NotesFAQContact Us
Search Tips
ERIC Number: ED409281
Record Type: RIE
Publication Date: 1997-Mar
Pages: 16
Abstractor: N/A
Cross-age Tutoring: Exploring Features and Processes of Peer-Mediated Learning.
Kermani, Hengameh; Mahnaz, Mahnaz
Researchers and two elementary teachers designed a cross-age tutoring program in which they examined the features and processes of peer interaction from a Vygotskian and Piagetian perspective. The study specifically focused on the following issues: characteristics of the tutor and tutee that are most likely to enhance learning; types of learning outcomes most amenable to cross-age tutoring; relationship between the task difficulty and the nature and quality of interactions between peers; and teaching strategies used by tutors during their scaffolding process. Ten cross-age dyads of fifth graders and kindergartners were paired by their teachers based on gender and teachers perceptions of children's academic ability as well as the school records. Meeting once each week for an hour, each tutorial session consisted of a warm-up activity (crossword puzzle), a major task (concept of measurement, concept of house as living space, two science experiments, and map construction), and an ending activity (card game). All dyads were video- and audio-taped for 5 consecutive weeks and the tapes transcribed verbatim.
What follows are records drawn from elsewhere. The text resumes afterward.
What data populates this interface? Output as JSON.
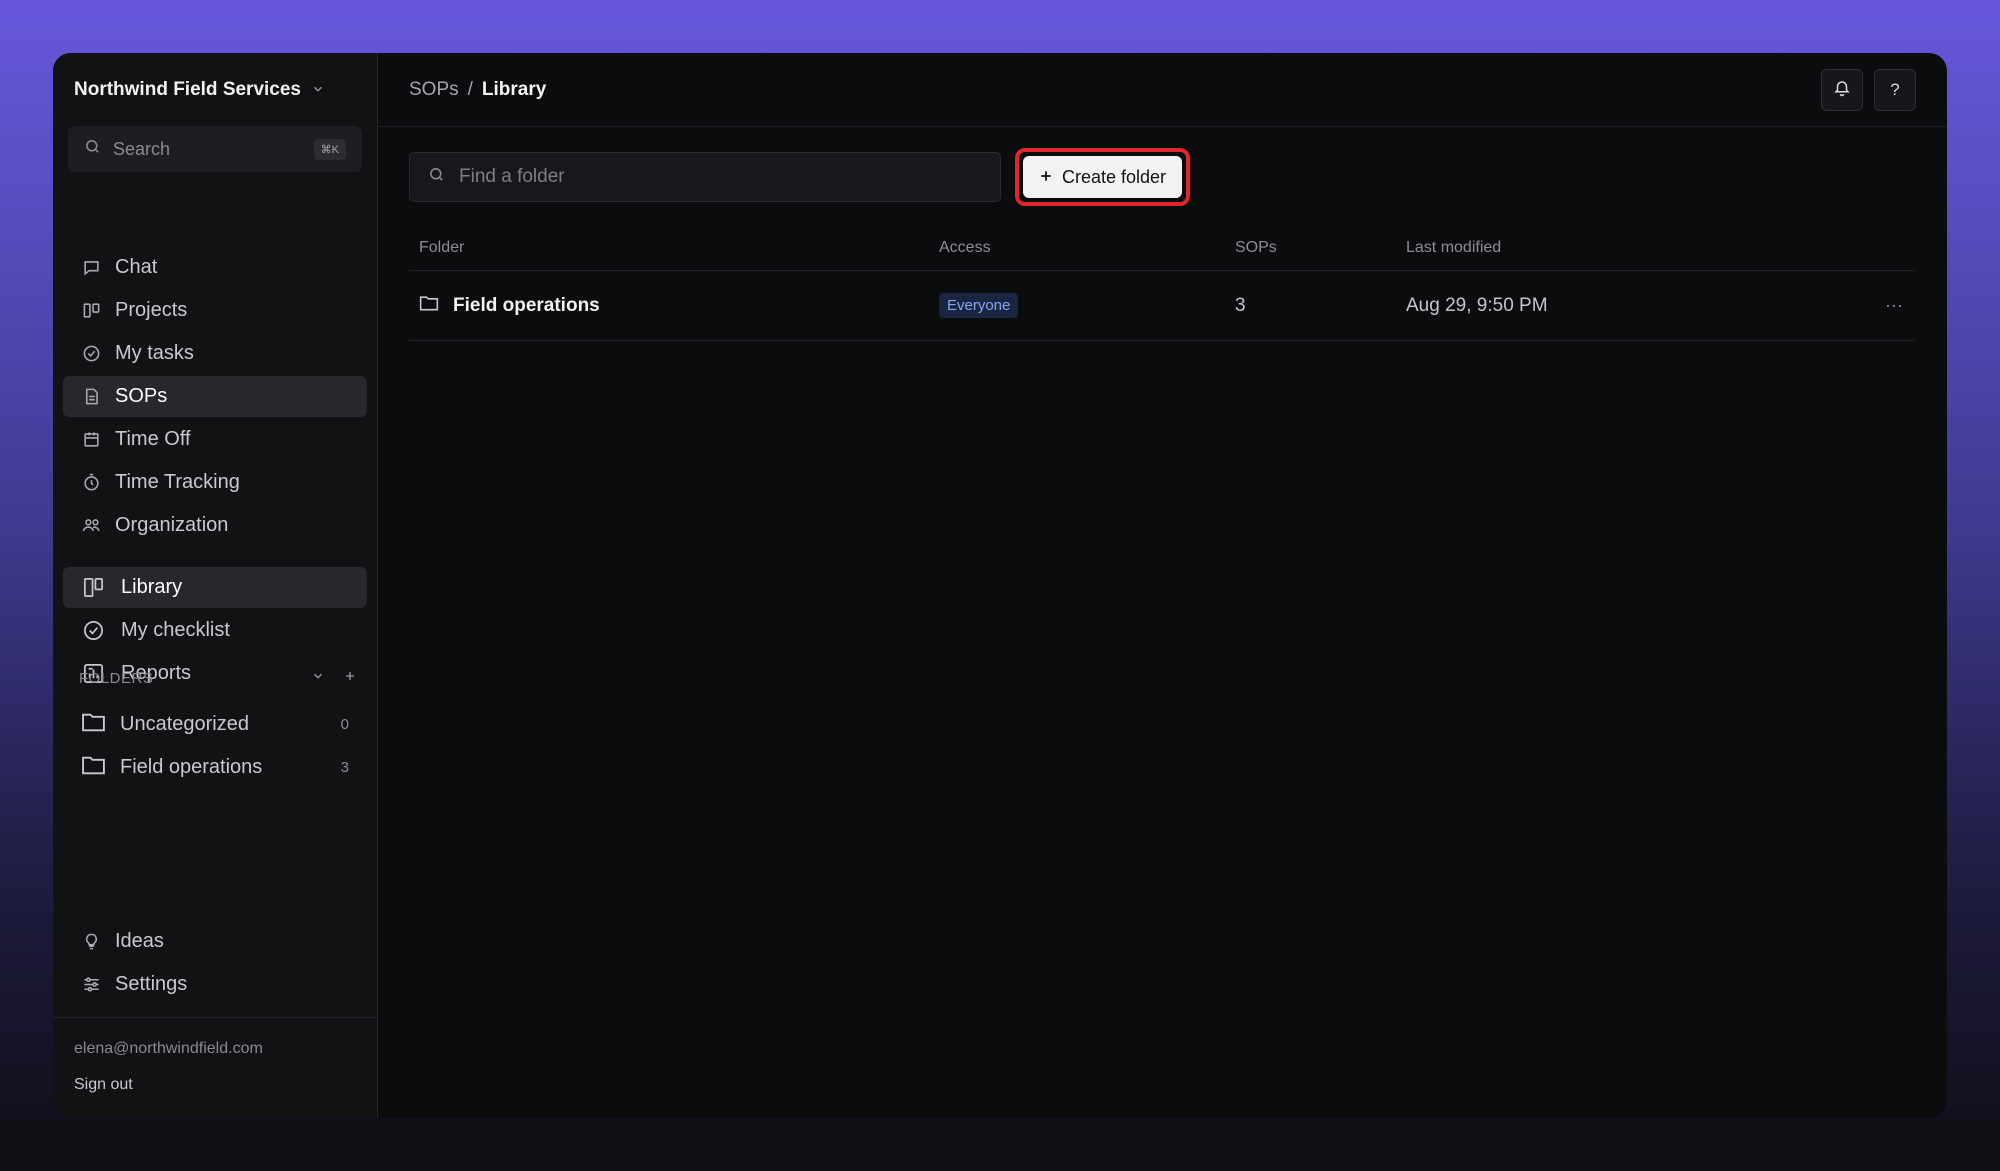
{
  "sidebar": {
    "org_name": "Northwind Field Services",
    "search_placeholder": "Search",
    "search_shortcut": "⌘K",
    "nav": [
      {
        "label": "Chat",
        "icon": "chat-icon"
      },
      {
        "label": "Projects",
        "icon": "board-icon"
      },
      {
        "label": "My tasks",
        "icon": "check-circle-icon"
      },
      {
        "label": "SOPs",
        "icon": "document-icon",
        "active": true
      },
      {
        "label": "Time Off",
        "icon": "calendar-icon"
      },
      {
        "label": "Time Tracking",
        "icon": "stopwatch-icon"
      },
      {
        "label": "Organization",
        "icon": "people-icon"
      }
    ],
    "sub_nav": [
      {
        "label": "Library",
        "icon": "board-icon",
        "active": true
      },
      {
        "label": "My checklist",
        "icon": "check-circle-icon"
      },
      {
        "label": "Reports",
        "icon": "report-icon"
      }
    ],
    "folders_heading": "FOLDERS",
    "folders": [
      {
        "name": "Uncategorized",
        "count": "0"
      },
      {
        "name": "Field operations",
        "count": "3"
      }
    ],
    "bottom_nav": [
      {
        "label": "Ideas",
        "icon": "lightbulb-icon"
      },
      {
        "label": "Settings",
        "icon": "sliders-icon"
      }
    ],
    "account_email": "elena@northwindfield.com",
    "sign_out": "Sign out"
  },
  "header": {
    "breadcrumb_parent": "SOPs",
    "breadcrumb_separator": "/",
    "breadcrumb_current": "Library",
    "help_label": "?"
  },
  "toolbar": {
    "find_placeholder": "Find a folder",
    "create_label": "Create folder"
  },
  "table": {
    "columns": [
      "Folder",
      "Access",
      "SOPs",
      "Last modified"
    ],
    "rows": [
      {
        "folder": "Field operations",
        "access": "Everyone",
        "sops": "3",
        "modified": "Aug 29, 9:50 PM",
        "more": "···"
      }
    ]
  },
  "colors": {
    "highlight": "#e0262b",
    "badge_text": "#86a6ef",
    "badge_bg": "#1a2540"
  }
}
Results of in-depth and detailed analysis suggest that older peers can and do assist younger ones thinking in the course of tutoring, but also indicate that there are some limitations to how tutors can successfully scaffold to maximize tutees' learning. Excerpts from the tapes demonstrate specific patterns that emerged from analysis of the data. (Contains 5 tables and 13 references.) (JT)
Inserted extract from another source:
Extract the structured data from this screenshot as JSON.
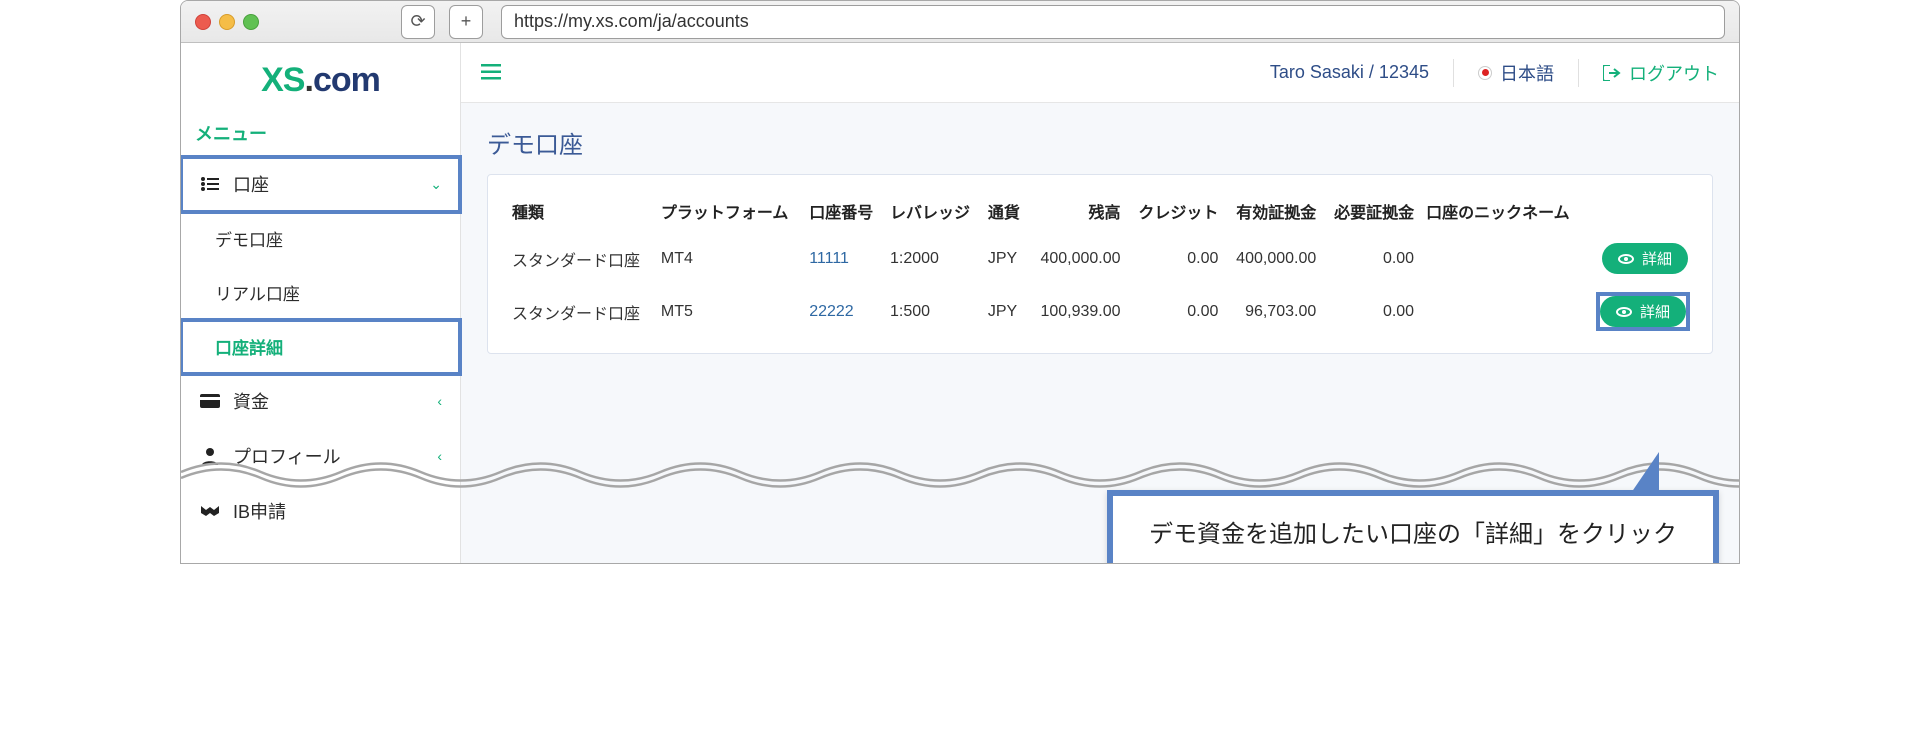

Publication Type: Reports - Research; Speeches/Meeting Papers
Education Level: N/A
Audience: N/A
Language: English
Sponsor: N/A
Authoring Institution: N/A
Grant or Contract Numbers: N/A
Note: Paper presented at the Annual Meeting of the American Educational Research Association (Chicago, IL, March 24-28, 1997).